= EXERCISE BRIEF =
Lines of the material that include the string "time" should be returned.

= SOURCE INFORMATION =
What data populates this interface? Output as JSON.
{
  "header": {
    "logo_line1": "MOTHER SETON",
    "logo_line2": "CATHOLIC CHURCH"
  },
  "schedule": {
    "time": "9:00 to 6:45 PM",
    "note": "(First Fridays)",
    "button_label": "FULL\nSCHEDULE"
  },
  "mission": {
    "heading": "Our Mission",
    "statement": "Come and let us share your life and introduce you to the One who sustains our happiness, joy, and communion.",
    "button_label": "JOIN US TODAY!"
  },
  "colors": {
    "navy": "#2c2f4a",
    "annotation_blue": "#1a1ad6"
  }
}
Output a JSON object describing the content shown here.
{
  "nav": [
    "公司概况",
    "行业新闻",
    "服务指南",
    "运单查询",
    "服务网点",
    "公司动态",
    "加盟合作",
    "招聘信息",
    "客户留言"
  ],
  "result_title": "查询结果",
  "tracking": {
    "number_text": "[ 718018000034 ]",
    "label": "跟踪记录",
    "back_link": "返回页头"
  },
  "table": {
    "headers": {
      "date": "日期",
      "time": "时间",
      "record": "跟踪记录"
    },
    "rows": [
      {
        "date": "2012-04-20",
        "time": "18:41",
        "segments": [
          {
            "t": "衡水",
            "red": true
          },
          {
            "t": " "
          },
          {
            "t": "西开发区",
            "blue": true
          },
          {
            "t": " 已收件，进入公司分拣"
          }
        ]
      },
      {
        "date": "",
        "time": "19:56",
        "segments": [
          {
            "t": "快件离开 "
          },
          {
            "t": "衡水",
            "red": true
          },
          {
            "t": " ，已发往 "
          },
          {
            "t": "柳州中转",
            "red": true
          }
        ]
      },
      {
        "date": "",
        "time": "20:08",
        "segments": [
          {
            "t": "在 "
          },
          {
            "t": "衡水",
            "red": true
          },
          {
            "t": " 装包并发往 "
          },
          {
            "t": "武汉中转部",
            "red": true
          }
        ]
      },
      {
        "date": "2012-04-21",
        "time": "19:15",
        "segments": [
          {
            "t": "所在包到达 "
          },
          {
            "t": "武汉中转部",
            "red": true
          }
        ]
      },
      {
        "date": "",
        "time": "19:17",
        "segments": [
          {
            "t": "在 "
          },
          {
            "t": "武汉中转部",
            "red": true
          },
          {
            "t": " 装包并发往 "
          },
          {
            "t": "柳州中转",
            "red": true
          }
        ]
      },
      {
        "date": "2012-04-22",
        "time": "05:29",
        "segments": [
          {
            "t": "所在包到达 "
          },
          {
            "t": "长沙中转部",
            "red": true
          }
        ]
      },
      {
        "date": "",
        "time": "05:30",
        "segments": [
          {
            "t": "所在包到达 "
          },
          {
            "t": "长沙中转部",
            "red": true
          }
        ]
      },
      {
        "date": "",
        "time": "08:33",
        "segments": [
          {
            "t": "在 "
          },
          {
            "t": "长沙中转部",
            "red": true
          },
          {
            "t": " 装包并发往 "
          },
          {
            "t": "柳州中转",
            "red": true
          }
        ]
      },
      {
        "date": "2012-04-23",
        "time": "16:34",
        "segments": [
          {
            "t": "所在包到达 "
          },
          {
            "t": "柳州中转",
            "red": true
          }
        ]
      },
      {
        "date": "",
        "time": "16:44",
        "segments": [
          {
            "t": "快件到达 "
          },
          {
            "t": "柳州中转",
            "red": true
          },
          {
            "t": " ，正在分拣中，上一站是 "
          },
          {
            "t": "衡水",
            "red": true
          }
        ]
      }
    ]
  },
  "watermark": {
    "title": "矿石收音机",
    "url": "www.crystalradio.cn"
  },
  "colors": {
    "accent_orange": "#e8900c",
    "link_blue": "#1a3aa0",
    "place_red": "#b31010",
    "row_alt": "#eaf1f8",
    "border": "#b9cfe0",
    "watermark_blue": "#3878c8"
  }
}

= WRITTEN SOLUTION =
    "time": "9:00 to 6:45 PM",
      "time": "时间",
        "time": "18:41",
        "time": "19:56",
        "time": "20:08",
        "time": "19:15",
        "time": "19:17",
        "time": "05:29",
        "time": "05:30",
        "time": "08:33",
        "time": "16:34",
        "time": "16:44",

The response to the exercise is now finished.